# About this exercise:
Print the entries exactly; no image belongs in the copy.

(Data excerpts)
╔══
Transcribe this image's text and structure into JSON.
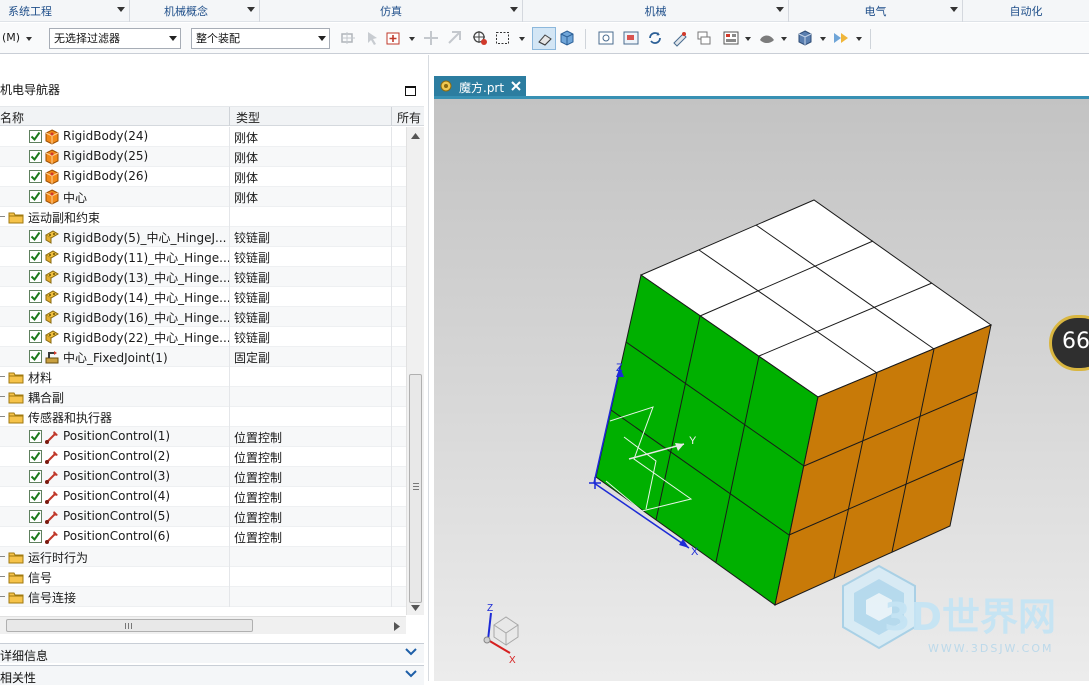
{
  "ribbon_groups": [
    {
      "label": "系统工程"
    },
    {
      "label": "机械概念"
    },
    {
      "label": "仿真"
    },
    {
      "label": "机械"
    },
    {
      "label": "电气"
    },
    {
      "label": "自动化"
    }
  ],
  "toolbar": {
    "menu_label": "(M)",
    "filter_value": "无选择过滤器",
    "assembly_value": "整个装配"
  },
  "navigator": {
    "title": "机电导航器",
    "columns": [
      "名称",
      "类型",
      "所有"
    ],
    "rows": [
      {
        "name": "RigidBody(24)",
        "type": "刚体",
        "kind": "body",
        "checked": true
      },
      {
        "name": "RigidBody(25)",
        "type": "刚体",
        "kind": "body",
        "checked": true
      },
      {
        "name": "RigidBody(26)",
        "type": "刚体",
        "kind": "body",
        "checked": true
      },
      {
        "name": "中心",
        "type": "刚体",
        "kind": "body",
        "checked": true
      },
      {
        "name": "运动副和约束",
        "type": "",
        "kind": "folder",
        "checked": false
      },
      {
        "name": "RigidBody(5)_中心_HingeJ...",
        "type": "铰链副",
        "kind": "hinge",
        "checked": true
      },
      {
        "name": "RigidBody(11)_中心_Hinge...",
        "type": "铰链副",
        "kind": "hinge",
        "checked": true
      },
      {
        "name": "RigidBody(13)_中心_Hinge...",
        "type": "铰链副",
        "kind": "hinge",
        "checked": true
      },
      {
        "name": "RigidBody(14)_中心_Hinge...",
        "type": "铰链副",
        "kind": "hinge",
        "checked": true
      },
      {
        "name": "RigidBody(16)_中心_Hinge...",
        "type": "铰链副",
        "kind": "hinge",
        "checked": true
      },
      {
        "name": "RigidBody(22)_中心_Hinge...",
        "type": "铰链副",
        "kind": "hinge",
        "checked": true
      },
      {
        "name": "中心_FixedJoint(1)",
        "type": "固定副",
        "kind": "fixed",
        "checked": true
      },
      {
        "name": "材料",
        "type": "",
        "kind": "folder",
        "checked": false
      },
      {
        "name": "耦合副",
        "type": "",
        "kind": "folder",
        "checked": false
      },
      {
        "name": "传感器和执行器",
        "type": "",
        "kind": "folder",
        "checked": false
      },
      {
        "name": "PositionControl(1)",
        "type": "位置控制",
        "kind": "control",
        "checked": true
      },
      {
        "name": "PositionControl(2)",
        "type": "位置控制",
        "kind": "control",
        "checked": true
      },
      {
        "name": "PositionControl(3)",
        "type": "位置控制",
        "kind": "control",
        "checked": true
      },
      {
        "name": "PositionControl(4)",
        "type": "位置控制",
        "kind": "control",
        "checked": true
      },
      {
        "name": "PositionControl(5)",
        "type": "位置控制",
        "kind": "control",
        "checked": true
      },
      {
        "name": "PositionControl(6)",
        "type": "位置控制",
        "kind": "control",
        "checked": true
      },
      {
        "name": "运行时行为",
        "type": "",
        "kind": "folder",
        "checked": false
      },
      {
        "name": "信号",
        "type": "",
        "kind": "folder",
        "checked": false
      },
      {
        "name": "信号连接",
        "type": "",
        "kind": "folder",
        "checked": false
      }
    ],
    "details_label": "详细信息",
    "deps_label": "相关性"
  },
  "viewport": {
    "tab_label": "魔方.prt",
    "axis_labels": {
      "z": "Z",
      "y": "Y",
      "x": "X"
    },
    "badge_text": "66",
    "watermark_main": "3D世界网",
    "watermark_sub": "WWW.3DSJW.COM"
  },
  "colors": {
    "cube_top": "#ffffff",
    "cube_left": "#00b000",
    "cube_right": "#c87a08",
    "tab_bg": "#2c7da0"
  }
}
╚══
# Answer section:
Transcribe this image's text and structure into JSON.
{
  "ribbon_groups": [
    {
      "label": "系统工程"
    },
    {
      "label": "机械概念"
    },
    {
      "label": "仿真"
    },
    {
      "label": "机械"
    },
    {
      "label": "电气"
    },
    {
      "label": "自动化"
    }
  ],
  "toolbar": {
    "menu_label": "(M)",
    "filter_value": "无选择过滤器",
    "assembly_value": "整个装配"
  },
  "navigator": {
    "title": "机电导航器",
    "columns": [
      "名称",
      "类型",
      "所有"
    ],
    "rows": [
      {
        "name": "RigidBody(24)",
        "type": "刚体",
        "kind": "body",
        "checked": true
      },
      {
        "name": "RigidBody(25)",
        "type": "刚体",
        "kind": "body",
        "checked": true
      },
      {
        "name": "RigidBody(26)",
        "type": "刚体",
        "kind": "body",
        "checked": true
      },
      {
        "name": "中心",
        "type": "刚体",
        "kind": "body",
        "checked": true
      },
      {
        "name": "运动副和约束",
        "type": "",
        "kind": "folder",
        "checked": false
      },
      {
        "name": "RigidBody(5)_中心_HingeJ...",
        "type": "铰链副",
        "kind": "hinge",
        "checked": true
      },
      {
        "name": "RigidBody(11)_中心_Hinge...",
        "type": "铰链副",
        "kind": "hinge",
        "checked": true
      },
      {
        "name": "RigidBody(13)_中心_Hinge...",
        "type": "铰链副",
        "kind": "hinge",
        "checked": true
      },
      {
        "name": "RigidBody(14)_中心_Hinge...",
        "type": "铰链副",
        "kind": "hinge",
        "checked": true
      },
      {
        "name": "RigidBody(16)_中心_Hinge...",
        "type": "铰链副",
        "kind": "hinge",
        "checked": true
      },
      {
        "name": "RigidBody(22)_中心_Hinge...",
        "type": "铰链副",
        "kind": "hinge",
        "checked": true
      },
      {
        "name": "中心_FixedJoint(1)",
        "type": "固定副",
        "kind": "fixed",
        "checked": true
      },
      {
        "name": "材料",
        "type": "",
        "kind": "folder",
        "checked": false
      },
      {
        "name": "耦合副",
        "type": "",
        "kind": "folder",
        "checked": false
      },
      {
        "name": "传感器和执行器",
        "type": "",
        "kind": "folder",
        "checked": false
      },
      {
        "name": "PositionControl(1)",
        "type": "位置控制",
        "kind": "control",
        "checked": true
      },
      {
        "name": "PositionControl(2)",
        "type": "位置控制",
        "kind": "control",
        "checked": true
      },
      {
        "name": "PositionControl(3)",
        "type": "位置控制",
        "kind": "control",
        "checked": true
      },
      {
        "name": "PositionControl(4)",
        "type": "位置控制",
        "kind": "control",
        "checked": true
      },
      {
        "name": "PositionControl(5)",
        "type": "位置控制",
        "kind": "control",
        "checked": true
      },
      {
        "name": "PositionControl(6)",
        "type": "位置控制",
        "kind": "control",
        "checked": true
      },
      {
        "name": "运行时行为",
        "type": "",
        "kind": "folder",
        "checked": false
      },
      {
        "name": "信号",
        "type": "",
        "kind": "folder",
        "checked": false
      },
      {
        "name": "信号连接",
        "type": "",
        "kind": "folder",
        "checked": false
      }
    ],
    "details_label": "详细信息",
    "deps_label": "相关性"
  },
  "viewport": {
    "tab_label": "魔方.prt",
    "axis_labels": {
      "z": "Z",
      "y": "Y",
      "x": "X"
    },
    "badge_text": "66",
    "watermark_main": "3D世界网",
    "watermark_sub": "WWW.3DSJW.COM"
  },
  "colors": {
    "cube_top": "#ffffff",
    "cube_left": "#00b000",
    "cube_right": "#c87a08",
    "tab_bg": "#2c7da0"
  }
}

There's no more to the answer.